** Opening DATA FOR PROCESSING block **

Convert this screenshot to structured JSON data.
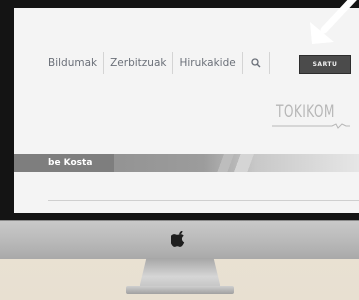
{
  "nav": {
    "items": [
      {
        "label": "Bildumak"
      },
      {
        "label": "Zerbitzuak"
      },
      {
        "label": "Hirukakide"
      }
    ],
    "search_icon": "search-icon",
    "login_label": "SARTU"
  },
  "logo": {
    "text": "TOKIKOM"
  },
  "banner": {
    "title": "be Kosta"
  },
  "hardware": {
    "logo_icon": "apple-logo-icon"
  },
  "colors": {
    "login_button_bg": "#4b4b4b",
    "banner_bg": "#8a8a8a",
    "arrow": "#ffffff"
  }
}
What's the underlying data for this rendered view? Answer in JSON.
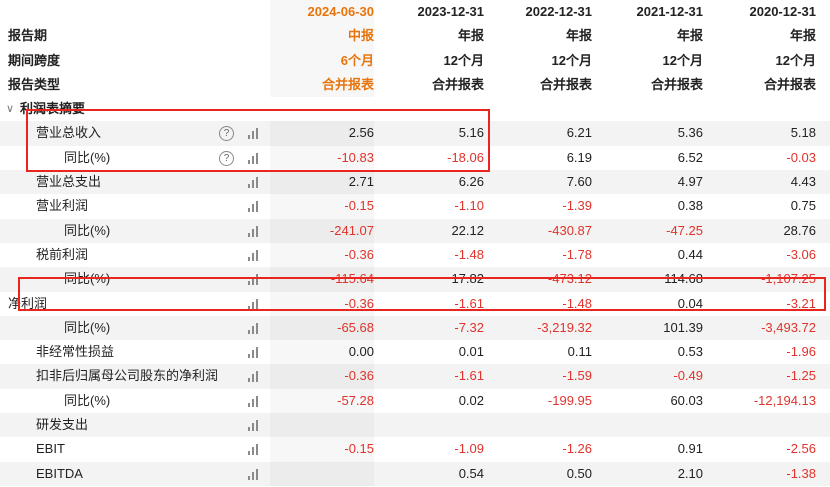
{
  "header": {
    "periods": [
      "2024-06-30",
      "2023-12-31",
      "2022-12-31",
      "2021-12-31",
      "2020-12-31"
    ],
    "report_period_label": "报告期",
    "report_period_values": [
      "中报",
      "年报",
      "年报",
      "年报",
      "年报"
    ],
    "span_label": "期间跨度",
    "span_values": [
      "6个月",
      "12个月",
      "12个月",
      "12个月",
      "12个月"
    ],
    "type_label": "报告类型",
    "type_values": [
      "合并报表",
      "合并报表",
      "合并报表",
      "合并报表",
      "合并报表"
    ]
  },
  "section": {
    "title": "利润表摘要",
    "chevron": "chevron-down-icon"
  },
  "rows": [
    {
      "label": "营业总收入",
      "level": 1,
      "help": true,
      "values": [
        "2.56",
        "5.16",
        "6.21",
        "5.36",
        "5.18"
      ]
    },
    {
      "label": "同比(%)",
      "level": 2,
      "help": true,
      "values": [
        "-10.83",
        "-18.06",
        "6.19",
        "6.52",
        "-0.03"
      ]
    },
    {
      "label": "营业总支出",
      "level": 1,
      "help": false,
      "values": [
        "2.71",
        "6.26",
        "7.60",
        "4.97",
        "4.43"
      ]
    },
    {
      "label": "营业利润",
      "level": 1,
      "help": false,
      "values": [
        "-0.15",
        "-1.10",
        "-1.39",
        "0.38",
        "0.75"
      ]
    },
    {
      "label": "同比(%)",
      "level": 2,
      "help": false,
      "values": [
        "-241.07",
        "22.12",
        "-430.87",
        "-47.25",
        "28.76"
      ]
    },
    {
      "label": "税前利润",
      "level": 1,
      "help": false,
      "values": [
        "-0.36",
        "-1.48",
        "-1.78",
        "0.44",
        "-3.06"
      ]
    },
    {
      "label": "同比(%)",
      "level": 2,
      "help": false,
      "values": [
        "-115.64",
        "17.82",
        "-473.12",
        "114.68",
        "-1,107.25"
      ]
    },
    {
      "label": "净利润",
      "level": 0,
      "help": false,
      "values": [
        "-0.36",
        "-1.61",
        "-1.48",
        "0.04",
        "-3.21"
      ]
    },
    {
      "label": "同比(%)",
      "level": 2,
      "help": false,
      "values": [
        "-65.68",
        "-7.32",
        "-3,219.32",
        "101.39",
        "-3,493.72"
      ]
    },
    {
      "label": "非经常性损益",
      "level": 1,
      "help": false,
      "values": [
        "0.00",
        "0.01",
        "0.11",
        "0.53",
        "-1.96"
      ]
    },
    {
      "label": "扣非后归属母公司股东的净利润",
      "level": 1,
      "help": false,
      "values": [
        "-0.36",
        "-1.61",
        "-1.59",
        "-0.49",
        "-1.25"
      ]
    },
    {
      "label": "同比(%)",
      "level": 2,
      "help": false,
      "values": [
        "-57.28",
        "0.02",
        "-199.95",
        "60.03",
        "-12,194.13"
      ]
    },
    {
      "label": "研发支出",
      "level": 1,
      "help": false,
      "values": [
        "",
        "",
        "",
        "",
        ""
      ]
    },
    {
      "label": "EBIT",
      "level": 1,
      "help": false,
      "values": [
        "-0.15",
        "-1.09",
        "-1.26",
        "0.91",
        "-2.56"
      ]
    },
    {
      "label": "EBITDA",
      "level": 1,
      "help": false,
      "values": [
        "",
        "0.54",
        "0.50",
        "2.10",
        "-1.38"
      ]
    }
  ],
  "icons": {
    "help": "question-circle-icon",
    "chart": "bar-chart-icon"
  },
  "colors": {
    "highlight_box": "#e8261e",
    "negative": "#e0332b",
    "current_period": "#e8740c"
  }
}
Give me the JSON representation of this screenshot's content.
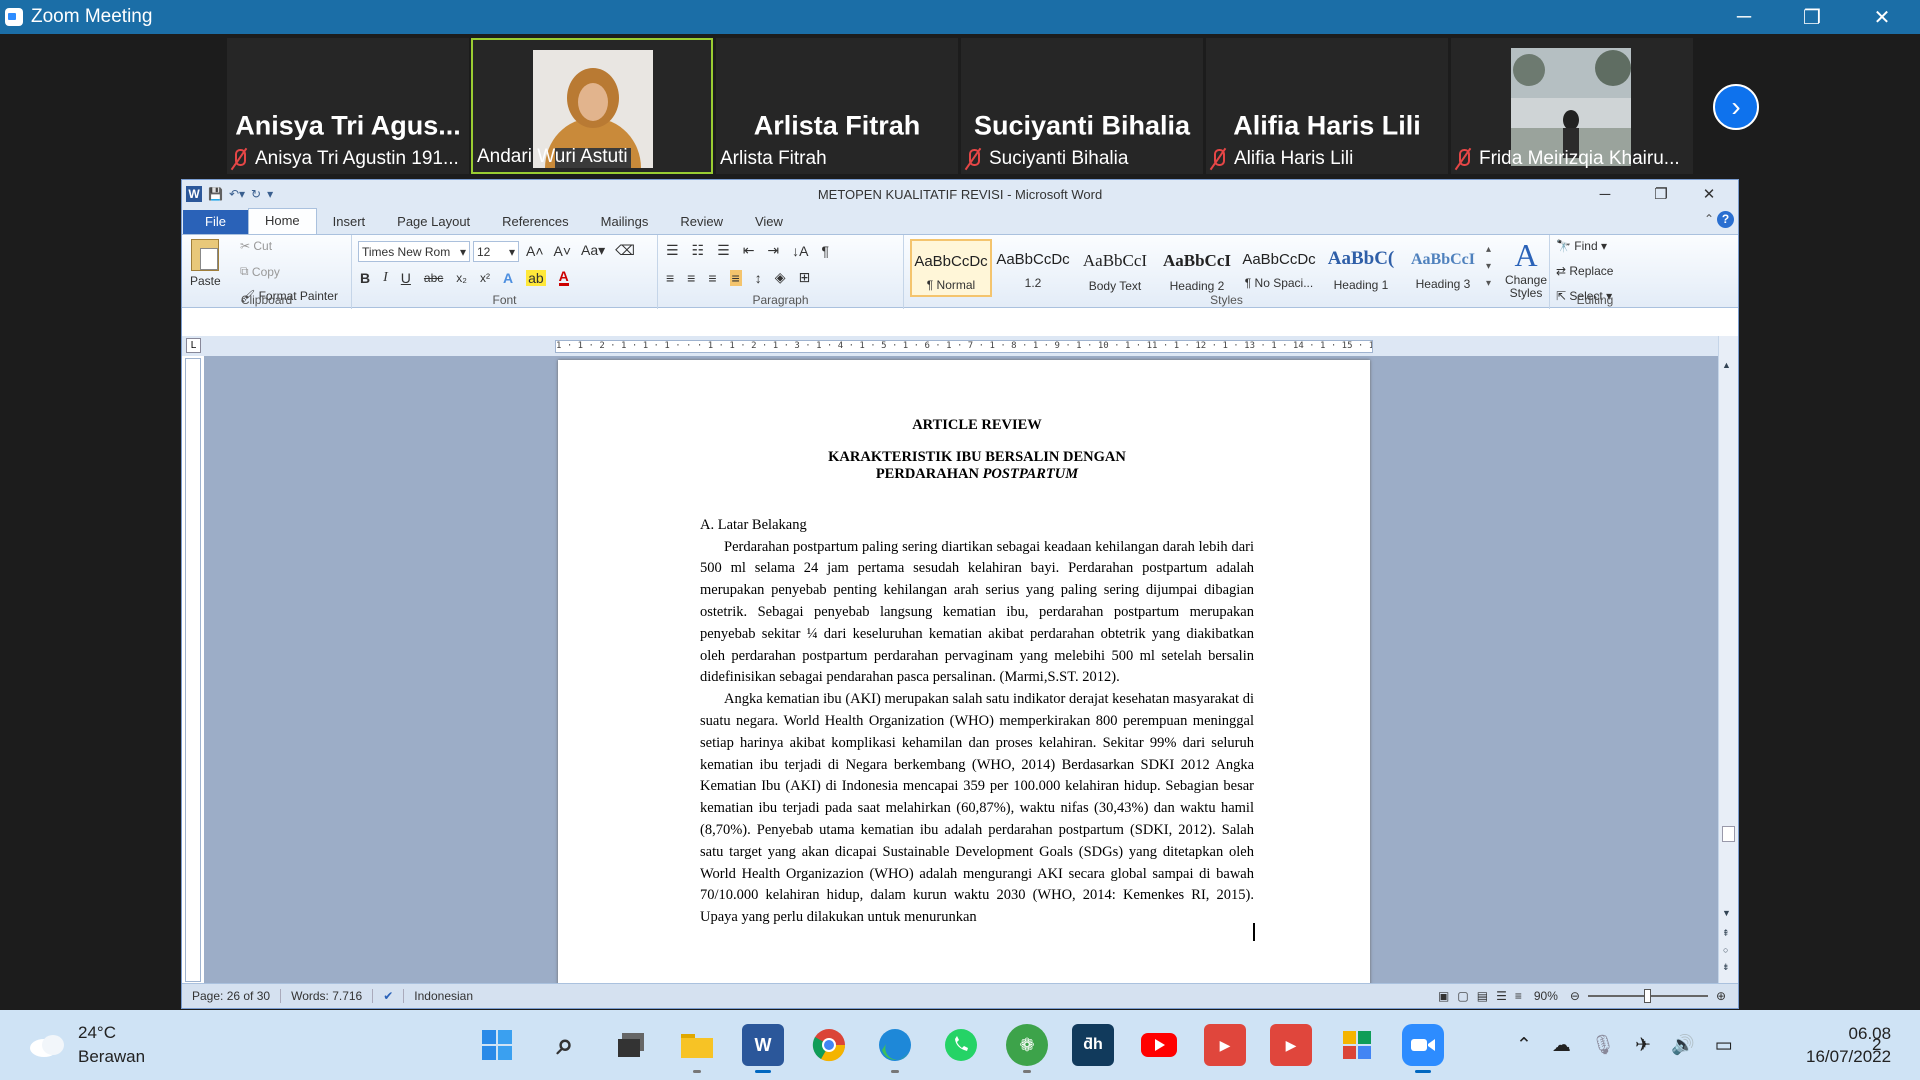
{
  "zoom": {
    "title": "Zoom Meeting",
    "participants": [
      {
        "big": "Anisya  Tri  Agus...",
        "label": "Anisya Tri Agustin 191..."
      },
      {
        "big": "",
        "label": "Andari Wuri Astuti"
      },
      {
        "big": "Arlista Fitrah",
        "label": "Arlista Fitrah"
      },
      {
        "big": "Suciyanti Bihalia",
        "label": "Suciyanti Bihalia"
      },
      {
        "big": "Alifia Haris Lili",
        "label": "Alifia Haris Lili"
      },
      {
        "big": "",
        "label": "Frida Meirizqia Khairu..."
      }
    ]
  },
  "word": {
    "title": "METOPEN KUALITATIF REVISI  -  Microsoft Word",
    "tabs": [
      "File",
      "Home",
      "Insert",
      "Page Layout",
      "References",
      "Mailings",
      "Review",
      "View"
    ],
    "clipboard": {
      "paste": "Paste",
      "cut": "Cut",
      "copy": "Copy",
      "format_painter": "Format Painter",
      "label": "Clipboard"
    },
    "font": {
      "name": "Times New Rom",
      "size": "12",
      "label": "Font"
    },
    "paragraph": {
      "label": "Paragraph"
    },
    "styles": {
      "label": "Styles",
      "items": [
        {
          "preview": "AaBbCcDc",
          "name": "¶ Normal"
        },
        {
          "preview": "AaBbCcDc",
          "name": "1.2"
        },
        {
          "preview": "AaBbCcI",
          "name": "Body Text"
        },
        {
          "preview": "AaBbCcI",
          "name": "Heading 2"
        },
        {
          "preview": "AaBbCcDc",
          "name": "¶ No Spaci..."
        },
        {
          "preview": "AaBbC(",
          "name": "Heading 1"
        },
        {
          "preview": "AaBbCcI",
          "name": "Heading 3"
        }
      ],
      "change": "Change Styles"
    },
    "editing": {
      "find": "Find",
      "replace": "Replace",
      "select": "Select",
      "label": "Editing"
    },
    "ruler_text": "1 · 1 · 2 · 1 · 1 · 1 ·  ·  · 1 · 1 · 2 · 1 · 3 · 1 · 4 · 1 · 5 · 1 · 6 · 1 · 7 · 1 · 8 · 1 · 9 · 1 · 10 · 1 · 11 · 1 · 12 · 1 · 13 · 1 · 14 · 1 · 15 · 1 · 16 · 1 · 17 · 1",
    "document": {
      "heading": "ARTICLE REVIEW",
      "title1": "KARAKTERISTIK  IBU BERSALIN  DENGAN",
      "title2a": "PERDARAHAN ",
      "title2b": "POSTPARTUM",
      "section": "A.  Latar Belakang",
      "para1": "Perdarahan postpartum paling sering diartikan sebagai keadaan kehilangan darah lebih dari 500 ml selama 24 jam pertama sesudah kelahiran bayi. Perdarahan postpartum adalah merupakan penyebab penting kehilangan arah serius yang paling sering dijumpai dibagian ostetrik. Sebagai penyebab langsung kematian ibu, perdarahan postpartum merupakan penyebab sekitar ¼ dari keseluruhan kematian akibat perdarahan obtetrik yang diakibatkan oleh perdarahan postpartum perdarahan pervaginam yang melebihi 500 ml setelah bersalin didefinisikan sebagai pendarahan pasca persalinan.  (Marmi,S.ST. 2012).",
      "para2": "Angka kematian ibu (AKI) merupakan salah satu indikator derajat kesehatan masyarakat di suatu negara. World Health Organization (WHO) memperkirakan 800 perempuan meninggal setiap harinya akibat komplikasi kehamilan dan proses kelahiran. Sekitar 99% dari seluruh kematian ibu terjadi di Negara berkembang (WHO, 2014) Berdasarkan SDKI 2012 Angka Kematian Ibu (AKI) di Indonesia mencapai 359 per 100.000 kelahiran hidup. Sebagian besar kematian ibu terjadi pada saat melahirkan (60,87%), waktu nifas (30,43%) dan waktu hamil (8,70%). Penyebab utama kematian ibu adalah perdarahan postpartum (SDKI, 2012). Salah satu target yang akan dicapai Sustainable Development Goals (SDGs) yang ditetapkan oleh World Health Organizazion (WHO) adalah mengurangi AKI secara global sampai di bawah 70/10.000 kelahiran hidup, dalam kurun waktu 2030 (WHO, 2014: Kemenkes RI, 2015). Upaya yang perlu dilakukan untuk menurunkan"
    },
    "status": {
      "page": "Page: 26 of 30",
      "words": "Words: 7.716",
      "lang": "Indonesian",
      "zoom": "90%"
    }
  },
  "taskbar": {
    "weather_temp": "24°C",
    "weather_desc": "Berawan",
    "time": "06.08",
    "date": "16/07/2022",
    "notif": "2",
    "apps": [
      "windows-start",
      "search",
      "task-view",
      "file-explorer",
      "word",
      "chrome",
      "edge",
      "whatsapp",
      "app-green",
      "app-dh",
      "youtube",
      "app-red-1",
      "app-red-2",
      "app-puzzle",
      "zoom"
    ]
  }
}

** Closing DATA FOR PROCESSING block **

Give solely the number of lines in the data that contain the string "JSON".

3